So I, like many of you, have received an email today offering £10 off a £20 spend on goods offered through selected sellers on eBay.
The terms and conditions attached to the offer were that it had to be used through a PayPal seller and on a good with a price over £20.
I’d like to take a moment to assess eBay’s rationale for promoting this offer. A simple demand and supply analysis would show that the offer effectively increases the reservation price of each consumer purchasing eBay’s products. This would mirror an increase in demand that would have to be rationed against a fixed supply. Prices would increase – but pretty much only back to the level for buyers that they were effectively before (sans the £10 discount). Of course eBay wouldn’t actually break even in this scenario as sellers must take their cut of the increase in price and therefore there must be another mechanism involved.
Take a note of the diagram below:
In my opinion this is a more accurate representation of the market for the products sold on eBay. From a knowledge of eBay virtually since it’s inception it’s been apparent to me that goods tend to have a ‘latent price’ – a price that most goods sit at for the majority of their auction period. At the start of the auction bidders bump up the price – viewing unreasonably low prices as ‘gambles’ that others might miss. The auction then sits at the ‘latent price’ until the final few minutes, in many cases, when interested buyers reveal their reservation prices and the highest wins.
I’ve marked the latent price on the above diagram as P*. The logic of the latent price is that it becomes the separator between participants and non-participants. Consumers with reservation prices below P* will not even watch the auction as the good is already too expensive for their valuation. Such consumers lie on the DN demand curve of the diagram. Those with reservations above P* participate in the auction and reveal their reservation prices at the end.
The caveat? Consumers who participate, in theory, induce an increase in their reservation price through the fear of losing out on the product (and the negative utility that comes with it). Thus at the P* divide the demand curve jumps outwards as consumers are willing to spend more to win the auction.
This caveat provides the incentive for eBay to promote the £10 offer.
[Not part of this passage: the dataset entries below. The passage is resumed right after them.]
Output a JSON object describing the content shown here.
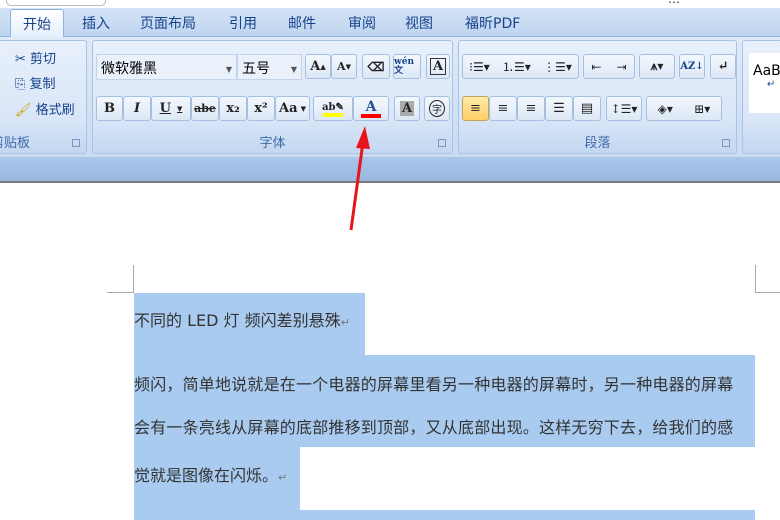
{
  "title_fragment": "…",
  "tabs": [
    "开始",
    "插入",
    "页面布局",
    "引用",
    "邮件",
    "审阅",
    "视图",
    "福昕PDF"
  ],
  "clipboard": {
    "cut": "剪切",
    "copy": "复制",
    "format_painter": "格式刷",
    "label": "剪贴板"
  },
  "font": {
    "name": "微软雅黑",
    "size": "五号",
    "label": "字体",
    "bold": "B",
    "italic": "I",
    "underline": "U",
    "strike": "abe",
    "sub": "x₂",
    "sup": "x²",
    "case": "Aa",
    "grow": "A",
    "shrink": "A",
    "phonetic": "wén 文",
    "border_char": "A",
    "font_color": "A",
    "shade": "A",
    "enclose": "字",
    "highlight_color": "#ffff00",
    "font_color_value": "#ff0000"
  },
  "paragraph": {
    "label": "段落"
  },
  "styles": {
    "preview": "AaB"
  },
  "document": {
    "lines": [
      "不同的 LED 灯 频闪差别悬殊",
      "频闪，简单地说就是在一个电器的屏幕里看另一种电器的屏幕时，另一种电器的屏幕",
      "会有一条亮线从屏幕的底部推移到顶部，又从底部出现。这样无穷下去，给我们的感",
      "觉就是图像在闪烁。"
    ],
    "para_mark": "↵"
  }
}
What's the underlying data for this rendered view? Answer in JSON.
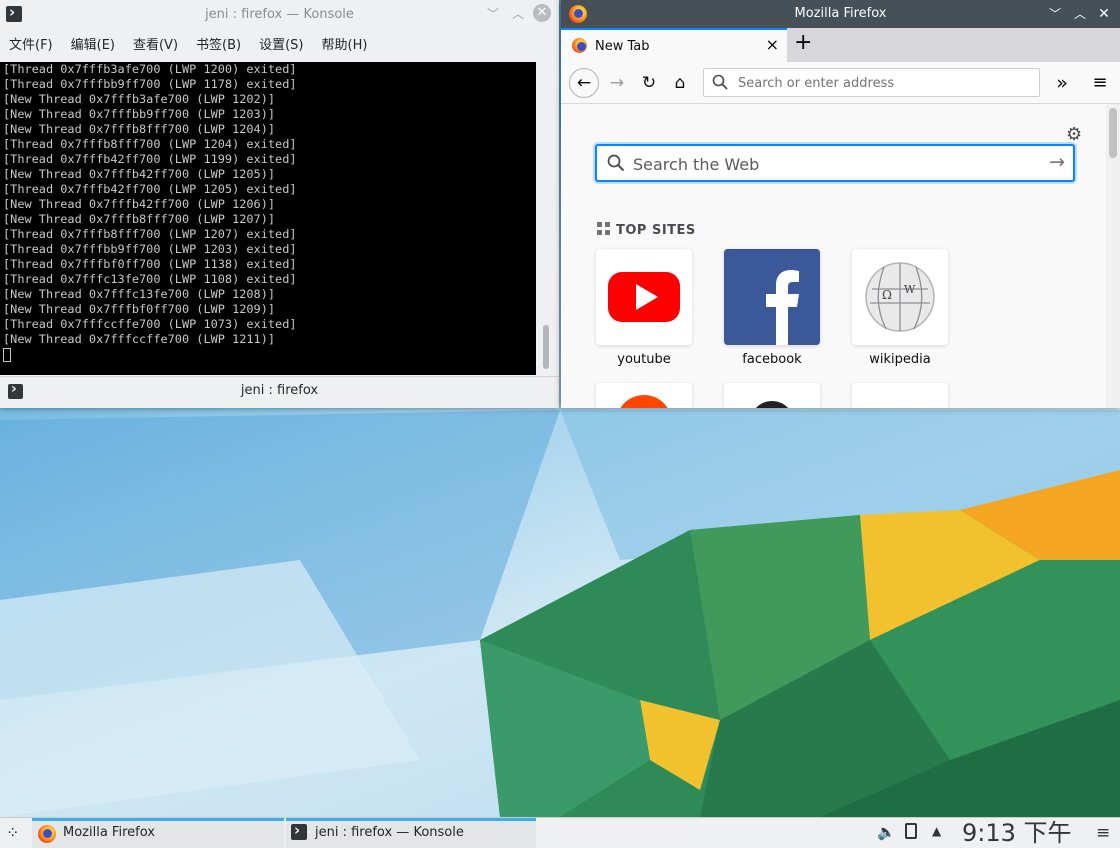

Just take a look at the diagram below.
Initially the market shows an equilibrium at price P’ as consumers value the products on eBay at a lower price than is needed for mass participation – highlighting the need for eBay to promote the offer. Through the offer both demand curves, DN1 and DE1, shift respectively to DN2 and DE2. This shift pushes the equilibrium over the participation line at P* and so not only are more consumers demanding the product – increasing the price – but their reservation prices are even higher due to participation. This skyrockets the price to Pdot – potentially enough for eBay to profit from their investment.
Although I’ve not marked it explicitly on the diagram do note the large increase in output along with the rise in price – contributing further to eBay’s revenue through extra insertion and sales fees.
Those who choose to take advantage of the offer for eBay would be wise to watch out for inflated prices over the next couple of days and should be careful not to be sucked into the experiential heightening of valuations.